*What to work on*.
Where in the data does the word "title" appear? Find those lines and copy them.

*Website and app data records*.

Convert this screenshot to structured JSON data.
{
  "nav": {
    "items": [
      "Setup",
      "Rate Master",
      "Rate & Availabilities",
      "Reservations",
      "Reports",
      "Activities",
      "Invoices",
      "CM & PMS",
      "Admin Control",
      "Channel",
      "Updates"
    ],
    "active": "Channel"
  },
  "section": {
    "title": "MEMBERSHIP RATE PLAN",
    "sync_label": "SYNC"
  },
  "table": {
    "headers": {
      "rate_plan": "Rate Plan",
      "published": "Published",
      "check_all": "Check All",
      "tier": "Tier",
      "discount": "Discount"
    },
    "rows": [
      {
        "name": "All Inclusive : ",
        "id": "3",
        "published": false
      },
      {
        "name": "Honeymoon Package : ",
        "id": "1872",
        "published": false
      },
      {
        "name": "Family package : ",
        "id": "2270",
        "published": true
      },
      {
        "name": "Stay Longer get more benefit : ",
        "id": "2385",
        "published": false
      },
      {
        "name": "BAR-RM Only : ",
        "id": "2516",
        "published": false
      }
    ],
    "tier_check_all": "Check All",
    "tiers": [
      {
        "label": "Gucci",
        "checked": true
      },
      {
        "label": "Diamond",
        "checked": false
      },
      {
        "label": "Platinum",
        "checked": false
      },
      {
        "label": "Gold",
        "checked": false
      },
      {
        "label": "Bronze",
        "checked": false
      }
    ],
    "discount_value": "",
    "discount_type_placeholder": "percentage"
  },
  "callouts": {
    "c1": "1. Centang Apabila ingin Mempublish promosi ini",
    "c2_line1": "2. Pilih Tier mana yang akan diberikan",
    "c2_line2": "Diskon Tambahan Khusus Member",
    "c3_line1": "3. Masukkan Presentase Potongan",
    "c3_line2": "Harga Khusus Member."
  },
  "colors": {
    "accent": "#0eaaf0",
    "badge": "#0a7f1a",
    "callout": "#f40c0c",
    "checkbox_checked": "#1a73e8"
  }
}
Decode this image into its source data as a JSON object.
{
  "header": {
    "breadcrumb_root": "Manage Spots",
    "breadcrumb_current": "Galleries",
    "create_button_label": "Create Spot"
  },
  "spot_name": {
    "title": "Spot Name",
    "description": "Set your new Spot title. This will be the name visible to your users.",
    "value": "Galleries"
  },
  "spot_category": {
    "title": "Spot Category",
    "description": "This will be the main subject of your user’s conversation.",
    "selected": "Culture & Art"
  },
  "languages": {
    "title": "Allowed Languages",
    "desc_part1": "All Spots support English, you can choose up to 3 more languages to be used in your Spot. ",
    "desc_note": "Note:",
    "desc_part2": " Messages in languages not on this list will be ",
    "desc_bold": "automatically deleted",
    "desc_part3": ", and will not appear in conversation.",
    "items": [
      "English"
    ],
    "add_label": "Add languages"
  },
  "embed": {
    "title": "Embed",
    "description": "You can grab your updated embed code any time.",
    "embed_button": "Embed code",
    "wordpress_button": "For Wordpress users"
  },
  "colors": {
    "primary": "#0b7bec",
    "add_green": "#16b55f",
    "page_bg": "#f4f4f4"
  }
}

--

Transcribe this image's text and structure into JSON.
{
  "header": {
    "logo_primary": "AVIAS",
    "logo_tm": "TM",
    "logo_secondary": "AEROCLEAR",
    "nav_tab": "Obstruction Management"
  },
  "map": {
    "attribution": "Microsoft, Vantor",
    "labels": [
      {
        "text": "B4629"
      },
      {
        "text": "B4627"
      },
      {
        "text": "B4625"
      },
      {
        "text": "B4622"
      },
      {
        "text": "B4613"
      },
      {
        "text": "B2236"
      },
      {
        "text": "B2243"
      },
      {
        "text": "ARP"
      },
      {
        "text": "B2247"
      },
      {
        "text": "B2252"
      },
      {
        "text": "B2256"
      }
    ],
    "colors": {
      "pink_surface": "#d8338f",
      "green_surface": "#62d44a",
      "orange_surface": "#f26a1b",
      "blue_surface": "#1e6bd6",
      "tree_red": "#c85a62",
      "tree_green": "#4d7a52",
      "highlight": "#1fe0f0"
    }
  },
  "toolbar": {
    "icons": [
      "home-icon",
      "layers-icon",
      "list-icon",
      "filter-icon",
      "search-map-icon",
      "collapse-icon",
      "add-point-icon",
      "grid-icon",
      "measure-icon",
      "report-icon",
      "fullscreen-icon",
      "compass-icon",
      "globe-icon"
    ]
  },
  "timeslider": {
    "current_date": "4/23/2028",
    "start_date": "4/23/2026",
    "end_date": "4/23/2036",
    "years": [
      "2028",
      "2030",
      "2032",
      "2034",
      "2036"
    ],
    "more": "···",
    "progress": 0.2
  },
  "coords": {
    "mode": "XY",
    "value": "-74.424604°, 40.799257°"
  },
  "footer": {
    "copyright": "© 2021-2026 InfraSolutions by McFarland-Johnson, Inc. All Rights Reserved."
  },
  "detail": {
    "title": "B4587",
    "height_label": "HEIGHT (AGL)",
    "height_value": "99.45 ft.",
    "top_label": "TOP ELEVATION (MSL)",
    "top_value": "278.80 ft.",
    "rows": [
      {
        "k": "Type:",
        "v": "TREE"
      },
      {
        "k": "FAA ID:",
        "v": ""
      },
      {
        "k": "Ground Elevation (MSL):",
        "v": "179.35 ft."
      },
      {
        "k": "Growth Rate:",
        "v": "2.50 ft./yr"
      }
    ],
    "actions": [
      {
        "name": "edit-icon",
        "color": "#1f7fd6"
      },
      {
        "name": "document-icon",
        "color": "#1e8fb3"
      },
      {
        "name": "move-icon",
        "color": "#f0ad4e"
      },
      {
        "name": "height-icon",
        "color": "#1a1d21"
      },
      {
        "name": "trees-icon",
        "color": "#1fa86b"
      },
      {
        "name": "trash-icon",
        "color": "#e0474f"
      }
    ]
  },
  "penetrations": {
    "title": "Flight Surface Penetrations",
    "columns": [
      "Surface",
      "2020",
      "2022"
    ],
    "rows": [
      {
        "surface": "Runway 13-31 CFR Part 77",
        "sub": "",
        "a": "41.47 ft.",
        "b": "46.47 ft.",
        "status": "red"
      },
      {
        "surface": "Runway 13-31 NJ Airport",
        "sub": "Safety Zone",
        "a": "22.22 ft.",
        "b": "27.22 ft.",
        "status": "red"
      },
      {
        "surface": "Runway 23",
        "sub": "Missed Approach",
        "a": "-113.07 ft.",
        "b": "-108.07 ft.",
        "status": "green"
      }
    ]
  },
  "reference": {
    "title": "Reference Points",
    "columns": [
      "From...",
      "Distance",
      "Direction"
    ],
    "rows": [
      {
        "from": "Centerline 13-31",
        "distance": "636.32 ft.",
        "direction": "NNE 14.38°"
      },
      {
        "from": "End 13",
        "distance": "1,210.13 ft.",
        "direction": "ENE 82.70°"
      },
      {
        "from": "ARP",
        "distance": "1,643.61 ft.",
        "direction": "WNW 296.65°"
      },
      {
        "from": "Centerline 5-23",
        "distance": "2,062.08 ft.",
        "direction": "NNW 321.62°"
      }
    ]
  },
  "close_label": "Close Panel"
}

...

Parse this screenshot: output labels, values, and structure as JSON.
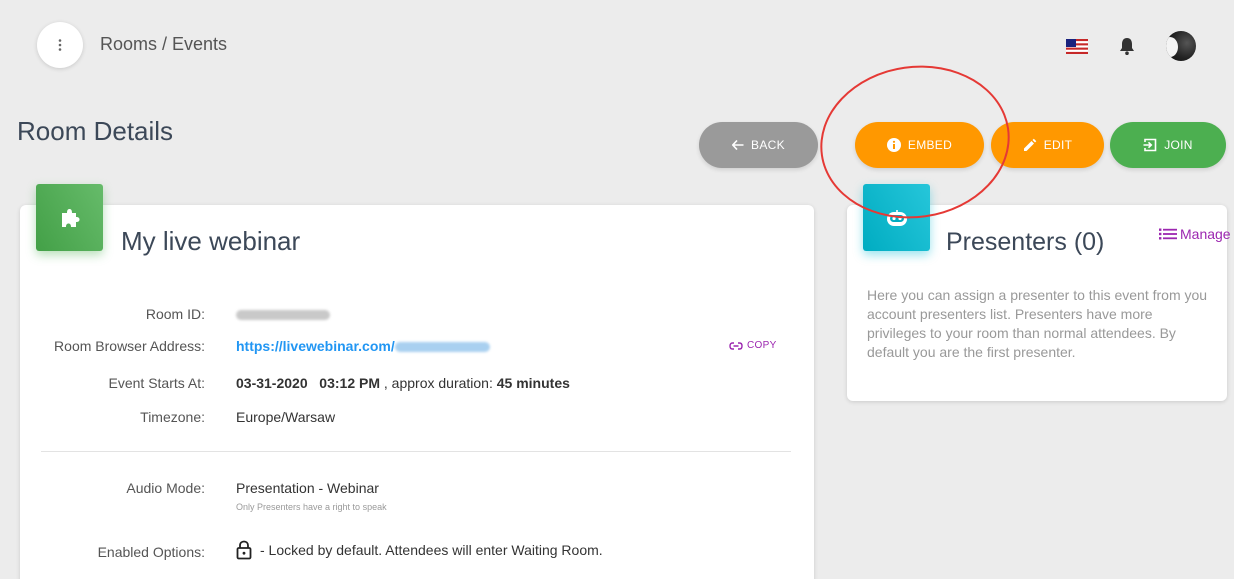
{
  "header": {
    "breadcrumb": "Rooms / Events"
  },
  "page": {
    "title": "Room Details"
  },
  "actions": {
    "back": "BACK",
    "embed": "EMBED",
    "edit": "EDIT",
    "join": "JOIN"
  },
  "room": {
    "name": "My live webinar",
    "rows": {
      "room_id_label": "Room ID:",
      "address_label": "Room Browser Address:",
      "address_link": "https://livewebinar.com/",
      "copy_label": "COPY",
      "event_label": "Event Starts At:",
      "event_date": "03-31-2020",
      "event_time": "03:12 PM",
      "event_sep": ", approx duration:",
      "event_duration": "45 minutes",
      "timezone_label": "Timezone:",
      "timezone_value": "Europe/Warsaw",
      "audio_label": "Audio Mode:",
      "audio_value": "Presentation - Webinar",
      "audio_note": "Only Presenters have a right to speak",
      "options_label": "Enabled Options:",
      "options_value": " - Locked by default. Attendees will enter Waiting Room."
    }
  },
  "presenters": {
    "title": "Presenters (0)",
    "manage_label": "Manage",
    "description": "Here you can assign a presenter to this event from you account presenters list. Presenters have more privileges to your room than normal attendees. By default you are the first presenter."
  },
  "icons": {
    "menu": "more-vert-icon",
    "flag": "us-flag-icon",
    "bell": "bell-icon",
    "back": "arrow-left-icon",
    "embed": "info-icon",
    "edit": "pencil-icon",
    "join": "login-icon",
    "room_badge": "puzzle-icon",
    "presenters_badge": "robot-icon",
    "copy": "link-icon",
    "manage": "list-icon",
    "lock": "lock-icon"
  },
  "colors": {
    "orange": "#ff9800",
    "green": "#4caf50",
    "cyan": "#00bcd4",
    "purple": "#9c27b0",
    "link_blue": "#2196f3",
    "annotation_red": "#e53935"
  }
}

*Answer to the exercise*.
    "title": "MEMBERSHIP RATE PLAN",
    "title": "Spot Name",
    "description": "Set your new Spot title. This will be the name visible to your users.",
    "title": "Spot Category",
    "title": "Allowed Languages",
    "title": "Embed",
    "title": "B4587",
    "title": "Flight Surface Penetrations",
    "title": "Reference Points",
    "title": "Room Details"
    "title": "Presenters (0)",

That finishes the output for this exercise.